/ by UK HealthCare
World Cancer Day, February 4 every year, is an international day to raise awareness of cancer and encourage its prevention, detection and treatment. In honor of this year’s recognition, we’re highlighting some of the UK Markey Cancer Center’s national and international research partnerships.
The UK Markey Cancer Center continues to expand its national and international research partnerships, with more than 40 percent of its publications involving collaborations with investigators around the world. One group of researchers in particular is concentrating its global outreach efforts in India, collaborating across oceans to benefit American and Indian cancer patients.
Markey researchers have partnered with researchers at premier Indian institutions such as Tata Memorial Hospital in Mumbai and Manipal Academy of Higher Education in Manipal on a series of important oncology initiatives. The collaboration is spearheaded by Vivek M. Rangnekar, PhD, associate director for strategic relations at Markey and co-leader of the Cancer Cell Biology and Signaling Research Program.
“Through our research partnership, we are enabling the development of cutting-edge research concepts and techniques, for a better understanding of cancer in India,” said Rangnekar, who has been involved in international research collaboration with Indian cancer institutions since the late 1990s. “This partnership with India is consistent with our global outreach and engagement objectives at Markey and will promote cancer research to ultimately enhance patient treatment and care at the participating institutions.”
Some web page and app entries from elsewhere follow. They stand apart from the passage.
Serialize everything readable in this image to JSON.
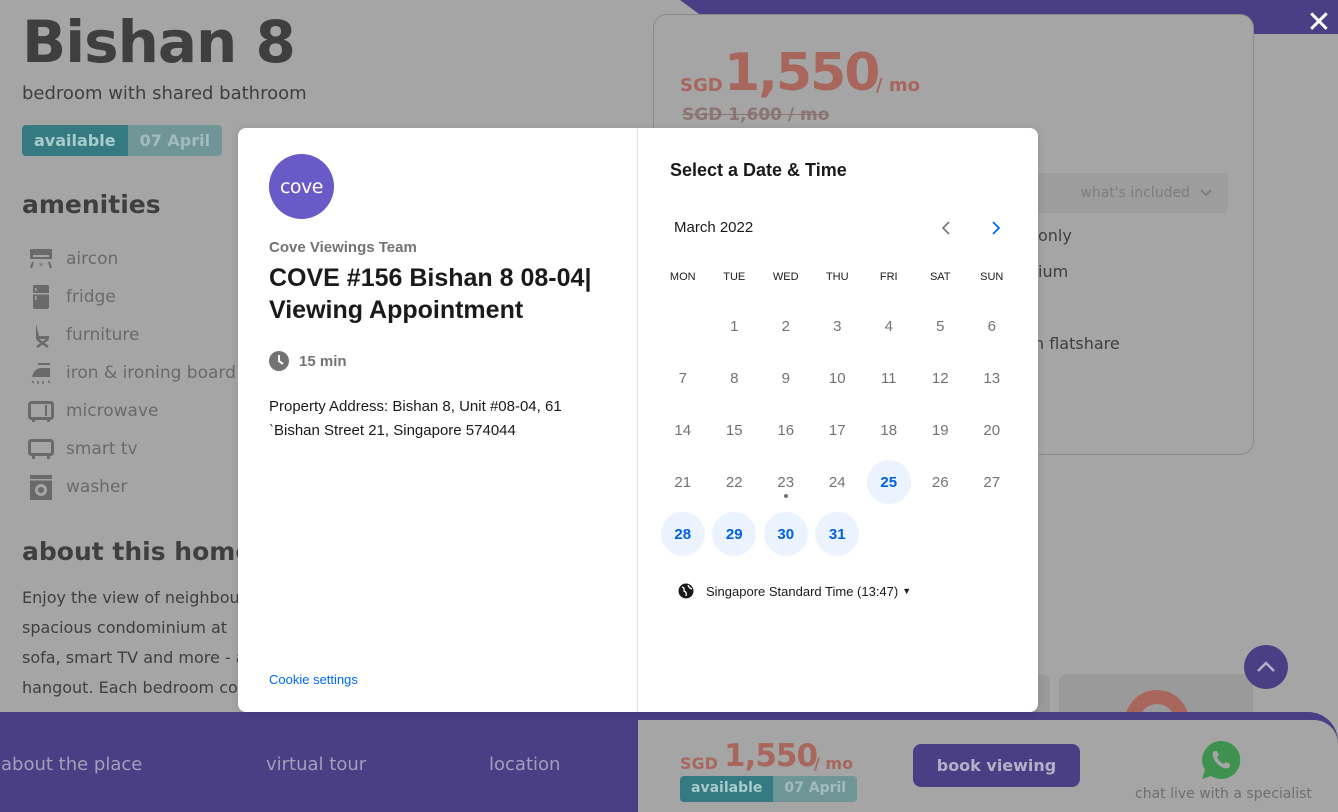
{
  "listing": {
    "title": "Bishan 8",
    "subtitle": "bedroom with shared bathroom",
    "availability": {
      "status": "available",
      "date": "07 April"
    },
    "amenities_heading": "amenities",
    "amenities": [
      {
        "label": "aircon",
        "icon": "aircon-icon"
      },
      {
        "label": "fridge",
        "icon": "fridge-icon"
      },
      {
        "label": "furniture",
        "icon": "chair-icon"
      },
      {
        "label": "iron & ironing board",
        "icon": "iron-icon"
      },
      {
        "label": "microwave",
        "icon": "microwave-icon"
      },
      {
        "label": "smart tv",
        "icon": "tv-icon"
      },
      {
        "label": "washer",
        "icon": "washer-icon"
      }
    ],
    "about_heading": "about this home",
    "about_lines": [
      "Enjoy the view of neighbou",
      "spacious condominium at",
      "sofa, smart TV and more - a",
      "hangout. Each bedroom co"
    ]
  },
  "price_card": {
    "currency": "SGD",
    "amount": "1,550",
    "period": "/ mo",
    "old_price": "SGD 1,600 / mo",
    "whats_included": "what's included",
    "features_partial": [
      "only",
      "ium",
      "h flatshare"
    ]
  },
  "bottom_bar": {
    "nav": [
      "about the place",
      "virtual tour",
      "location"
    ],
    "currency": "SGD",
    "amount": "1,550",
    "period": "/ mo",
    "availability": {
      "status": "available",
      "date": "07 April"
    },
    "book_label": "book viewing",
    "chat_label": "chat live with a specialist"
  },
  "modal": {
    "logo_text": "cove",
    "host": "Cove Viewings Team",
    "event_title": "COVE #156 Bishan 8 08-04| Viewing Appointment",
    "duration": "15 min",
    "address": "Property Address: Bishan 8, Unit #08-04, 61 `Bishan Street 21, Singapore 574044",
    "cookie_settings": "Cookie settings",
    "select_title": "Select a Date & Time",
    "month": "March 2022",
    "weekdays": [
      "MON",
      "TUE",
      "WED",
      "THU",
      "FRI",
      "SAT",
      "SUN"
    ],
    "first_weekday_offset": 1,
    "days_in_month": 31,
    "today": 23,
    "available_days": [
      25,
      28,
      29,
      30,
      31
    ],
    "timezone": "Singapore Standard Time (13:47)"
  },
  "colors": {
    "brand_purple": "#4a3e85",
    "logo_purple": "#6a5ac7",
    "calendar_blue": "#0069ff",
    "price_red": "#a8665c",
    "whatsapp_green": "#3f9150"
  }
}
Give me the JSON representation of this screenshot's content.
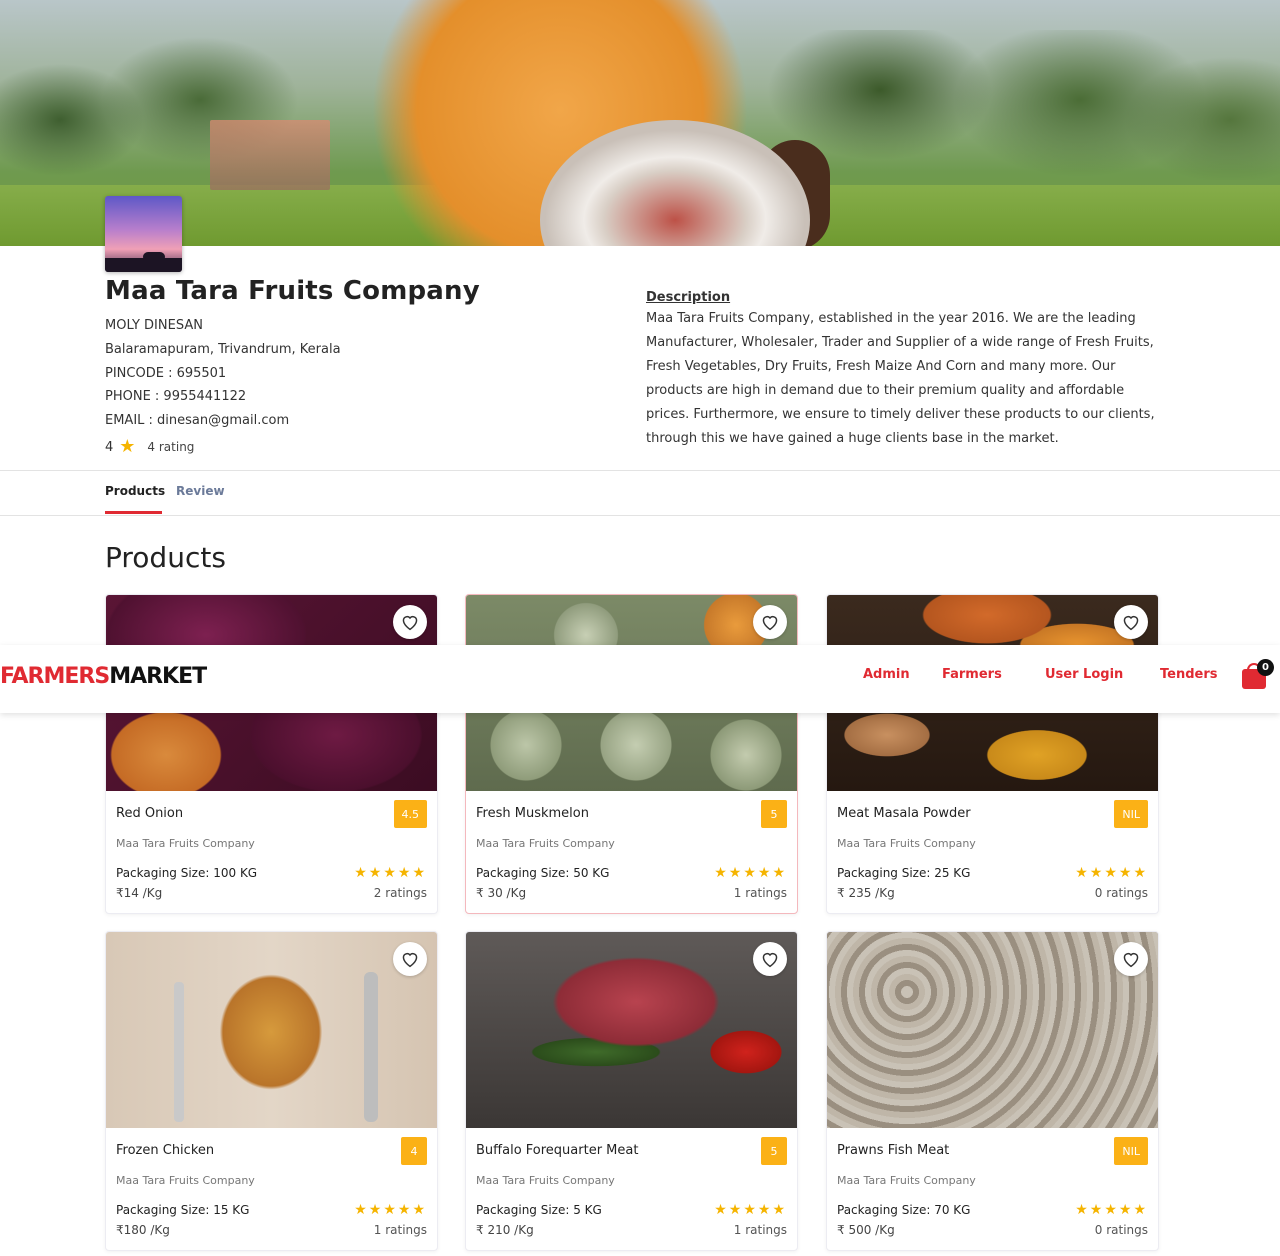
{
  "company": {
    "name": "Maa Tara Fruits Company",
    "owner": "MOLY DINESAN",
    "address": "Balaramapuram, Trivandrum, Kerala",
    "pincode": "PINCODE : 695501",
    "phone": "PHONE : 9955441122",
    "email": "EMAIL : dinesan@gmail.com",
    "rating_value": "4",
    "rating_count": "4 rating",
    "description_title": "Description",
    "description": "Maa Tara Fruits Company, established in the year 2016. We are the leading Manufacturer, Wholesaler, Trader and Supplier of a wide range of Fresh Fruits, Fresh Vegetables, Dry Fruits, Fresh Maize And Corn and many more. Our products are high in demand due to their premium quality and affordable prices. Furthermore, we ensure to timely deliver these products to our clients, through this we have gained a huge clients base in the market."
  },
  "tabs": {
    "products": "Products",
    "review": "Review"
  },
  "section_heading": "Products",
  "products": [
    {
      "name": "Red Onion",
      "badge": "4.5",
      "company": "Maa Tara Fruits Company",
      "packaging": "Packaging Size: 100 KG",
      "price": "₹14 /Kg",
      "stars": "★★★★★",
      "ratings": "2 ratings"
    },
    {
      "name": "Fresh Muskmelon",
      "badge": "5",
      "company": "Maa Tara Fruits Company",
      "packaging": "Packaging Size: 50 KG",
      "price": "₹ 30 /Kg",
      "stars": "★★★★★",
      "ratings": "1 ratings"
    },
    {
      "name": "Meat Masala Powder",
      "badge": "NIL",
      "company": "Maa Tara Fruits Company",
      "packaging": "Packaging Size: 25 KG",
      "price": "₹ 235 /Kg",
      "stars": "★★★★★",
      "ratings": "0 ratings"
    },
    {
      "name": "Frozen Chicken",
      "badge": "4",
      "company": "Maa Tara Fruits Company",
      "packaging": "Packaging Size: 15 KG",
      "price": "₹180 /Kg",
      "stars": "★★★★★",
      "ratings": "1 ratings"
    },
    {
      "name": "Buffalo Forequarter Meat",
      "badge": "5",
      "company": "Maa Tara Fruits Company",
      "packaging": "Packaging Size: 5 KG",
      "price": "₹ 210 /Kg",
      "stars": "★★★★★",
      "ratings": "1 ratings"
    },
    {
      "name": "Prawns Fish Meat",
      "badge": "NIL",
      "company": "Maa Tara Fruits Company",
      "packaging": "Packaging Size: 70 KG",
      "price": "₹ 500 /Kg",
      "stars": "★★★★★",
      "ratings": "0 ratings"
    }
  ],
  "navbar": {
    "logo_part1": "FARMERS",
    "logo_part2": "MARKET",
    "links": [
      "Admin",
      "Farmers",
      "User Login",
      "Tenders"
    ],
    "cart_count": "0"
  },
  "colors": {
    "accent": "#e02a32",
    "badge": "#fbb116",
    "star": "#f5b400"
  }
}
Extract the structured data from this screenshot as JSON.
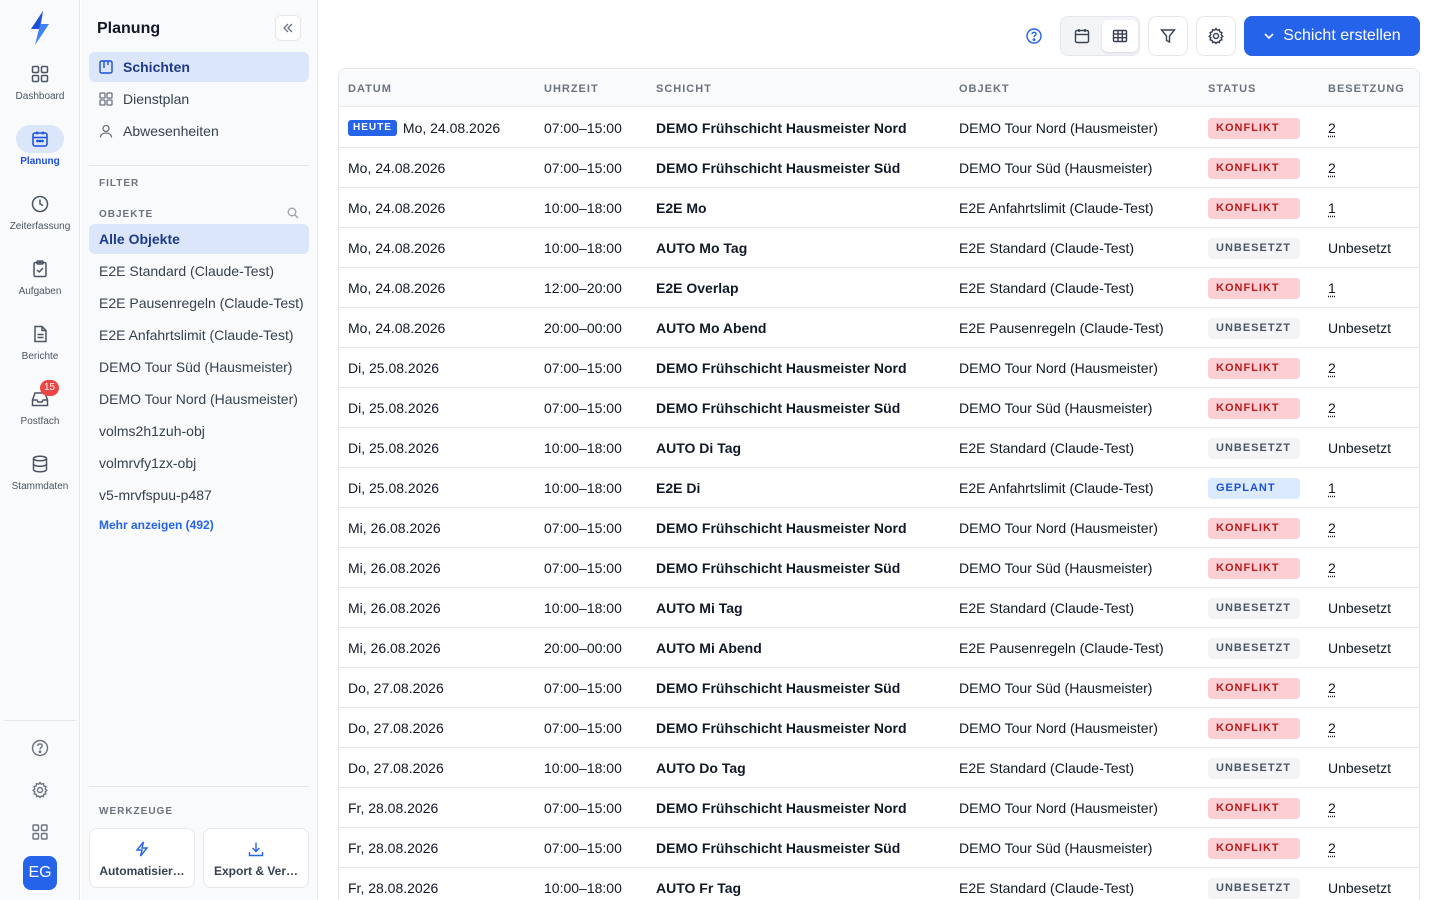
{
  "rail": {
    "items": [
      {
        "label": "Dashboard"
      },
      {
        "label": "Planung"
      },
      {
        "label": "Zeiterfassung"
      },
      {
        "label": "Aufgaben"
      },
      {
        "label": "Berichte"
      },
      {
        "label": "Postfach",
        "badge": "15"
      },
      {
        "label": "Stammdaten"
      }
    ],
    "avatar": "EG",
    "accent": "#2563eb"
  },
  "sidebar": {
    "title": "Planung",
    "nav": [
      {
        "label": "Schichten",
        "icon": "board-icon",
        "active": true
      },
      {
        "label": "Dienstplan",
        "icon": "grid-icon"
      },
      {
        "label": "Abwesenheiten",
        "icon": "user-icon"
      }
    ],
    "filter_label": "FILTER",
    "objects_label": "OBJEKTE",
    "objects": [
      "Alle Objekte",
      "E2E Standard (Claude-Test)",
      "E2E Pausenregeln (Claude-Test)",
      "E2E Anfahrtslimit (Claude-Test)",
      "DEMO Tour Süd (Hausmeister)",
      "DEMO Tour Nord (Hausmeister)",
      "volms2h1zuh-obj",
      "volmrvfy1zx-obj",
      "v5-mrvfspuu-p487"
    ],
    "more_link": "Mehr anzeigen (492)",
    "tools_label": "WERKZEUGE",
    "tools": [
      "Automatisier…",
      "Export & Ver…"
    ]
  },
  "toolbar": {
    "create_label": "Schicht erstellen"
  },
  "table": {
    "headers": [
      "DATUM",
      "UHRZEIT",
      "SCHICHT",
      "OBJEKT",
      "STATUS",
      "BESETZUNG"
    ],
    "today_label": "HEUTE",
    "rows": [
      {
        "date": "Mo, 24.08.2026",
        "today": true,
        "time": "07:00–15:00",
        "shift": "DEMO Frühschicht Hausmeister Nord",
        "object": "DEMO Tour Nord (Hausmeister)",
        "status": "KONFLIKT",
        "occupancy": "2"
      },
      {
        "date": "Mo, 24.08.2026",
        "time": "07:00–15:00",
        "shift": "DEMO Frühschicht Hausmeister Süd",
        "object": "DEMO Tour Süd (Hausmeister)",
        "status": "KONFLIKT",
        "occupancy": "2"
      },
      {
        "date": "Mo, 24.08.2026",
        "time": "10:00–18:00",
        "shift": "E2E Mo",
        "object": "E2E Anfahrtslimit (Claude-Test)",
        "status": "KONFLIKT",
        "occupancy": "1"
      },
      {
        "date": "Mo, 24.08.2026",
        "time": "10:00–18:00",
        "shift": "AUTO Mo Tag",
        "object": "E2E Standard (Claude-Test)",
        "status": "UNBESETZT",
        "occupancy": "Unbesetzt"
      },
      {
        "date": "Mo, 24.08.2026",
        "time": "12:00–20:00",
        "shift": "E2E Overlap",
        "object": "E2E Standard (Claude-Test)",
        "status": "KONFLIKT",
        "occupancy": "1"
      },
      {
        "date": "Mo, 24.08.2026",
        "time": "20:00–00:00",
        "shift": "AUTO Mo Abend",
        "object": "E2E Pausenregeln (Claude-Test)",
        "status": "UNBESETZT",
        "occupancy": "Unbesetzt"
      },
      {
        "date": "Di, 25.08.2026",
        "time": "07:00–15:00",
        "shift": "DEMO Frühschicht Hausmeister Nord",
        "object": "DEMO Tour Nord (Hausmeister)",
        "status": "KONFLIKT",
        "occupancy": "2"
      },
      {
        "date": "Di, 25.08.2026",
        "time": "07:00–15:00",
        "shift": "DEMO Frühschicht Hausmeister Süd",
        "object": "DEMO Tour Süd (Hausmeister)",
        "status": "KONFLIKT",
        "occupancy": "2"
      },
      {
        "date": "Di, 25.08.2026",
        "time": "10:00–18:00",
        "shift": "AUTO Di Tag",
        "object": "E2E Standard (Claude-Test)",
        "status": "UNBESETZT",
        "occupancy": "Unbesetzt"
      },
      {
        "date": "Di, 25.08.2026",
        "time": "10:00–18:00",
        "shift": "E2E Di",
        "object": "E2E Anfahrtslimit (Claude-Test)",
        "status": "GEPLANT",
        "occupancy": "1"
      },
      {
        "date": "Mi, 26.08.2026",
        "time": "07:00–15:00",
        "shift": "DEMO Frühschicht Hausmeister Nord",
        "object": "DEMO Tour Nord (Hausmeister)",
        "status": "KONFLIKT",
        "occupancy": "2"
      },
      {
        "date": "Mi, 26.08.2026",
        "time": "07:00–15:00",
        "shift": "DEMO Frühschicht Hausmeister Süd",
        "object": "DEMO Tour Süd (Hausmeister)",
        "status": "KONFLIKT",
        "occupancy": "2"
      },
      {
        "date": "Mi, 26.08.2026",
        "time": "10:00–18:00",
        "shift": "AUTO Mi Tag",
        "object": "E2E Standard (Claude-Test)",
        "status": "UNBESETZT",
        "occupancy": "Unbesetzt"
      },
      {
        "date": "Mi, 26.08.2026",
        "time": "20:00–00:00",
        "shift": "AUTO Mi Abend",
        "object": "E2E Pausenregeln (Claude-Test)",
        "status": "UNBESETZT",
        "occupancy": "Unbesetzt"
      },
      {
        "date": "Do, 27.08.2026",
        "time": "07:00–15:00",
        "shift": "DEMO Frühschicht Hausmeister Süd",
        "object": "DEMO Tour Süd (Hausmeister)",
        "status": "KONFLIKT",
        "occupancy": "2"
      },
      {
        "date": "Do, 27.08.2026",
        "time": "07:00–15:00",
        "shift": "DEMO Frühschicht Hausmeister Nord",
        "object": "DEMO Tour Nord (Hausmeister)",
        "status": "KONFLIKT",
        "occupancy": "2"
      },
      {
        "date": "Do, 27.08.2026",
        "time": "10:00–18:00",
        "shift": "AUTO Do Tag",
        "object": "E2E Standard (Claude-Test)",
        "status": "UNBESETZT",
        "occupancy": "Unbesetzt"
      },
      {
        "date": "Fr, 28.08.2026",
        "time": "07:00–15:00",
        "shift": "DEMO Frühschicht Hausmeister Nord",
        "object": "DEMO Tour Nord (Hausmeister)",
        "status": "KONFLIKT",
        "occupancy": "2"
      },
      {
        "date": "Fr, 28.08.2026",
        "time": "07:00–15:00",
        "shift": "DEMO Frühschicht Hausmeister Süd",
        "object": "DEMO Tour Süd (Hausmeister)",
        "status": "KONFLIKT",
        "occupancy": "2"
      },
      {
        "date": "Fr, 28.08.2026",
        "time": "10:00–18:00",
        "shift": "AUTO Fr Tag",
        "object": "E2E Standard (Claude-Test)",
        "status": "UNBESETZT",
        "occupancy": "Unbesetzt"
      }
    ]
  },
  "colors": {
    "konflikt_bg": "#fbcfd3",
    "konflikt_fg": "#b91c1c",
    "geplant_bg": "#dbeafe",
    "unbesetzt_bg": "#f3f4f6"
  }
}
Rangnekar and his team organized and participated in a breast cancer symposium, held at Manipal and Tata, which focused on basic cancer research, cancer epidemiology, precision medicine, and cancer education and training. The respective institutions are also collaborating on research projects. Those include a joint Markey-Manipal study of the use of liquid biopsies as a diagnostic tool, as well as a molecular epidemiology project between Markey and Tata examining gene signatures in lung cancer survivors.
As a result of their collaborations, the teams have managed to secure research funding, including a precision medicine-focused research training grant funded by CRDF Global and the National Cancer Institute (NCI) to be used as part of these global outreach efforts with Tata and Manipal.
“Precision medicine really hasn’t been implemented at all in India,” said grant recipient Jill Kolesar, PharmD, a professor in the UK College of Pharmacy and administrative director of Markey’s Precision Medicine Clinic, “so we’re hoping we can use this funding to help [Tata and Manipal] set up their precision medicine programs. And going forward, they’ll be really important research collaborators for Markey.”
Although the worldwide COVID-19 pandemic forced the rescheduling of the Indian researchers’ planned spring 2020 trip to UK, the teams have continued creating plans for future research. In partnership with the Mayo Clinic, they’ve even applied for a D43 NCI Global Cancer Research and Training grant along with Tata, Manipal, and Saroj Gupta Cancer Centre & Research Institute in Kolkata, India.
“We organized a virtual retreat in December last year for participating oncology faculty at Markey, Mayo Clinic and the three institutions in India to plan our next steps,” Dr. Rangnekar said. “Moving forward, we hope to strengthen our partnership in cancer research and training and expand collaborations with the faculty in this consortium.”